It’s a great scene, as Piper listens, horrified, while Larry shares with everyone her sometimes unflattering initial descriptions of characters like Crazy Eyes (Uzo Aduba) and Miss Claudette (Michelle Hurst), who she’s since had earnest exchanges with that have revealed them to be far more than just an unstable joke or a frightening suspected murderer.
Larry makes her story into one about him, flattens the complex women she’s been spending so much time with into anecdotes, and it’s enraging to her. She and her experiences are turned into fodder. At the same time, the radio story has power — it brings attention to possible embezzling (or at least overpaying) being done by administrator Natalie Figueroa (Alysia Reiner), and it gives Piper the leverage to get a marriage request form signed when Sam Healy (Michael J. Harney) wouldn’t have otherwise done it for reasons entirely personal.
“Orange is the New Black” is itself based on a memoir by Piper Kerman, who’s active in the prison reform movement, but who’s also a white New Yorker who’s been on NPR and The Moth and who demographically falls closer to listeners of the real “This American Life” than to the average prisoner.

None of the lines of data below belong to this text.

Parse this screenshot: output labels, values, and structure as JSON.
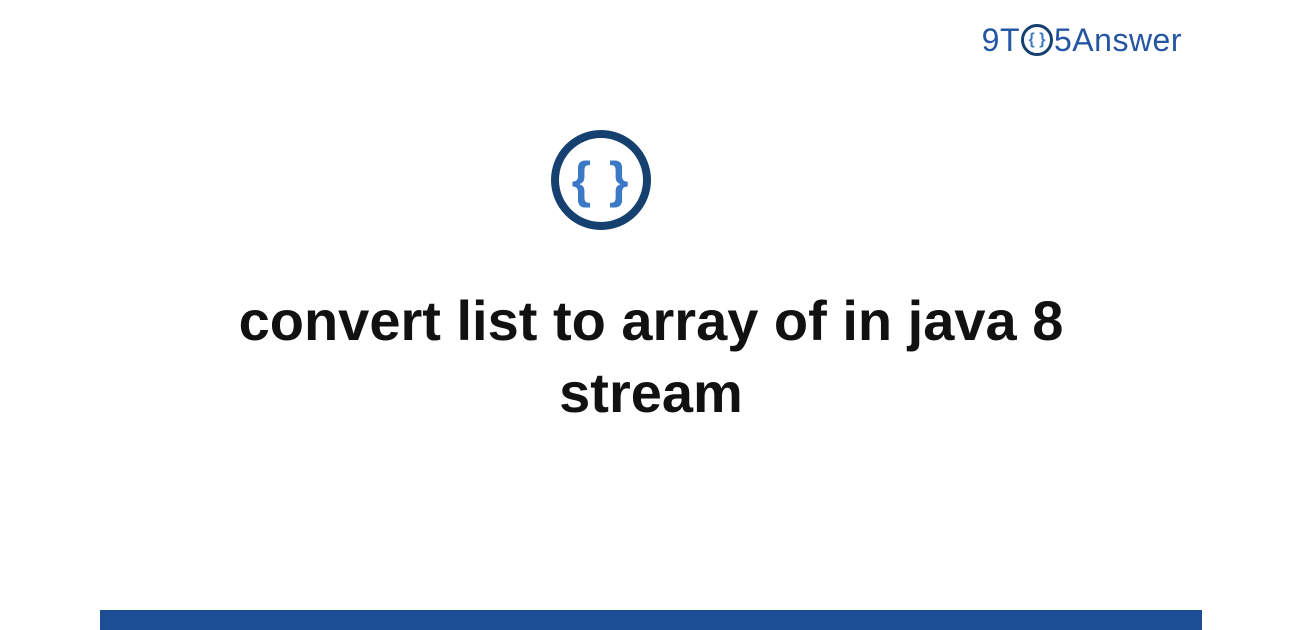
{
  "logo": {
    "part1": "9T",
    "braces": "{ }",
    "part2": "5Answer"
  },
  "icon": {
    "braces": "{ }"
  },
  "title": "convert list to array of in java 8 stream"
}
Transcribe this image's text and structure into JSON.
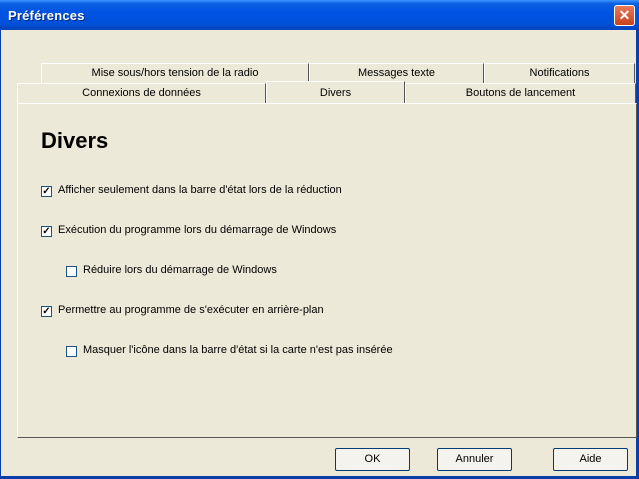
{
  "window": {
    "title": "Préférences",
    "close_glyph": "✕"
  },
  "tabs": {
    "row1": [
      {
        "label": "Mise sous/hors tension de la radio"
      },
      {
        "label": "Messages texte"
      },
      {
        "label": "Notifications"
      }
    ],
    "row2": [
      {
        "label": "Connexions de données"
      },
      {
        "label": "Divers",
        "active": true
      },
      {
        "label": "Boutons de lancement"
      }
    ]
  },
  "panel": {
    "title": "Divers",
    "options": [
      {
        "label": "Afficher seulement dans la barre d'état lors de la réduction",
        "checked": true
      },
      {
        "label": "Exécution du programme lors du démarrage de Windows",
        "checked": true
      },
      {
        "label": "Réduire lors du démarrage de Windows",
        "checked": false
      },
      {
        "label": "Permettre au programme de s'exécuter en arrière-plan",
        "checked": true
      },
      {
        "label": "Masquer l'icône dans la barre d'état si la carte n'est pas insérée",
        "checked": false
      }
    ],
    "check_glyph": "✓"
  },
  "buttons": {
    "ok": "OK",
    "cancel": "Annuler",
    "help": "Aide"
  }
}
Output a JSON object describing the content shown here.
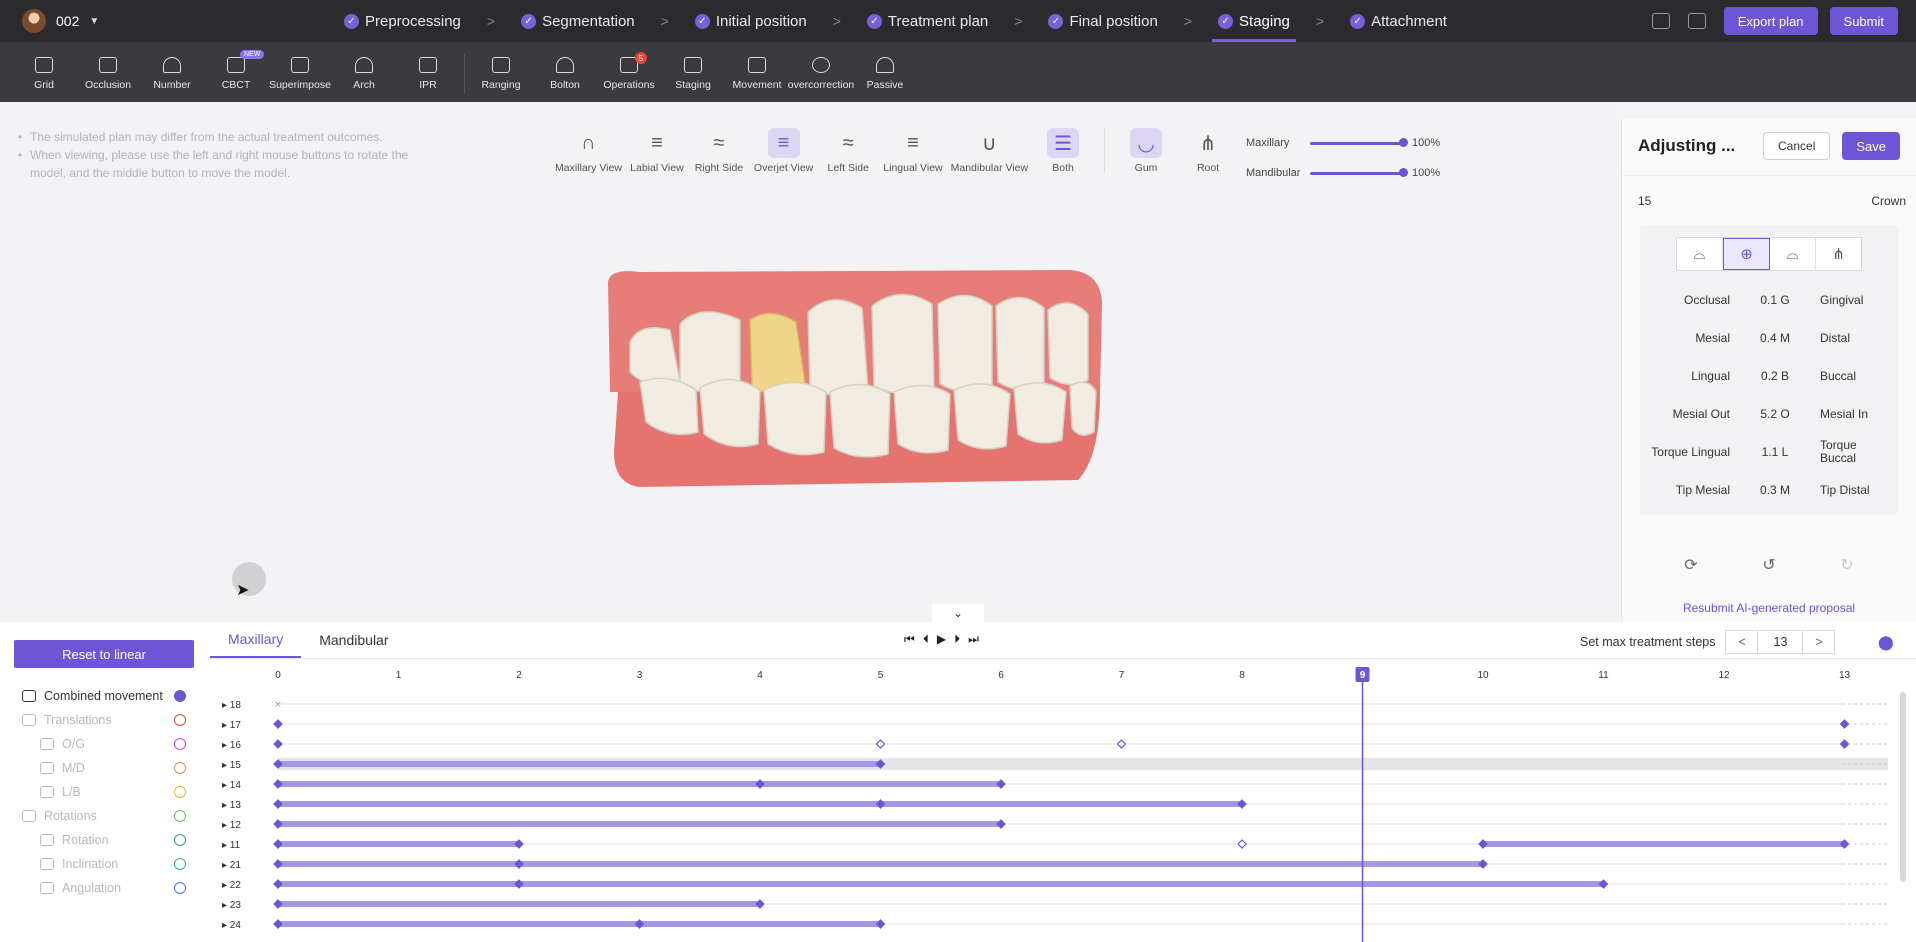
{
  "header": {
    "user": "002",
    "steps": [
      {
        "label": "Preprocessing",
        "done": true
      },
      {
        "label": "Segmentation",
        "done": true
      },
      {
        "label": "Initial position",
        "done": true
      },
      {
        "label": "Treatment plan",
        "done": true
      },
      {
        "label": "Final position",
        "done": true
      },
      {
        "label": "Staging",
        "done": true,
        "active": true
      },
      {
        "label": "Attachment",
        "done": true
      }
    ],
    "export_label": "Export plan",
    "submit_label": "Submit"
  },
  "toolbar": {
    "tools": [
      "Grid",
      "Occlusion",
      "Number",
      "CBCT",
      "Superimpose",
      "Arch",
      "IPR",
      "Ranging",
      "Bolton",
      "Operations",
      "Staging",
      "Movement",
      "overcorrection",
      "Passive"
    ],
    "cbct_badge": "NEW",
    "operations_badge": "5"
  },
  "viewport": {
    "notes": [
      "The simulated plan may differ from the actual treatment outcomes.",
      "When viewing, please use the left and right mouse buttons to rotate the model, and the middle button to move the model."
    ],
    "views": [
      "Maxillary View",
      "Labial View",
      "Right Side",
      "Overjet View",
      "Left Side",
      "Lingual View",
      "Mandibular View",
      "Both"
    ],
    "view_extras": [
      "Gum",
      "Root"
    ],
    "sliders": [
      {
        "label": "Maxillary",
        "value": "100%"
      },
      {
        "label": "Mandibular",
        "value": "100%"
      }
    ]
  },
  "panel": {
    "title": "Adjusting ...",
    "cancel": "Cancel",
    "save": "Save",
    "tooth_number": "15",
    "tooth_part": "Crown",
    "movements": [
      {
        "left": "Occlusal",
        "value": "0.1 G",
        "right": "Gingival"
      },
      {
        "left": "Mesial",
        "value": "0.4 M",
        "right": "Distal"
      },
      {
        "left": "Lingual",
        "value": "0.2 B",
        "right": "Buccal"
      },
      {
        "left": "Mesial Out",
        "value": "5.2 O",
        "right": "Mesial In"
      },
      {
        "left": "Torque Lingual",
        "value": "1.1 L",
        "right": "Torque Buccal"
      },
      {
        "left": "Tip Mesial",
        "value": "0.3 M",
        "right": "Tip Distal"
      }
    ],
    "resubmit": "Resubmit AI-generated proposal"
  },
  "timeline": {
    "reset": "Reset to linear",
    "tabs": [
      "Maxillary",
      "Mandibular"
    ],
    "max_steps_label": "Set max treatment steps",
    "max_steps": "13",
    "current_step": "9",
    "step_ticks": [
      "0",
      "1",
      "2",
      "3",
      "4",
      "5",
      "6",
      "7",
      "8",
      "9",
      "10",
      "11",
      "12",
      "13"
    ],
    "movement_types": [
      {
        "label": "Combined movement",
        "color": "#6d55d6"
      },
      {
        "label": "Translations",
        "color": "#e8453c"
      },
      {
        "label": "O/G",
        "color": "#c54fd6"
      },
      {
        "label": "M/D",
        "color": "#ef8a3a"
      },
      {
        "label": "L/B",
        "color": "#e8b423"
      },
      {
        "label": "Rotations",
        "color": "#6cc24a"
      },
      {
        "label": "Rotation",
        "color": "#2ca85a"
      },
      {
        "label": "Inclination",
        "color": "#26b5a8"
      },
      {
        "label": "Angulation",
        "color": "#4a6fe0"
      }
    ],
    "teeth": [
      "18",
      "17",
      "16",
      "15",
      "14",
      "13",
      "12",
      "11",
      "21",
      "22",
      "23",
      "24"
    ]
  }
}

Women like the ones portrayed in the show, like Miss Claudette and Crazy Eyes, Taystee (Danielle Brooks) and Red (Kate Mulgrew), they don’t tend to get TV shows made about them, or to publish books or New York Times columns about their experiences and what they’ve learned. And there’s an admirable gutsiness to the show’s willingness to acknowledge that built-in imbalance that’s also part of its own makeup, and to push its own protagonist to be left feeling the powerlessness of being made a character in someone else’s story.
“Orange is the New Black” is bursting with stories — with Sophia Burset (Laverne Cox) and her transformation from fireman to transwoman convict, with Tricia Miller (Madeline Brewer) and her hopeless running tab with the world, with Daya and her mother Aleida (Elizabeth Rodriguez) and their dysfunctionally competitive relationship. But it leaves these histories messy, not easily summed up — we don’t often see what it was that actually put these women in prison, and there are no lessons to be landed. Some of them got screwed over, some of them earned their way behind bars, and either way these glimpses of their pasts are for us — not something Piper gets to be party to or to learn from (because you don’t ask why someone’s in prison).
If there is a moral to “Orange is the New Black,” it’s a difficult one, a recognition of the many ways in which people have and use power, from the guards and officers and how they can abuse their places to who gets to go off and give their perspective on air. Prison is a temporary leveler, though the series makes it plain how difficult getting clear of it can be to anyone who doesn’t have help on the outside. And stripped of a lot of the power Piper didn’t fully realize she had by simply being born a pretty, middle-class WASP, she realizes the story she’s been telling herself about how she’s a nice person isn’t all that straightforward either.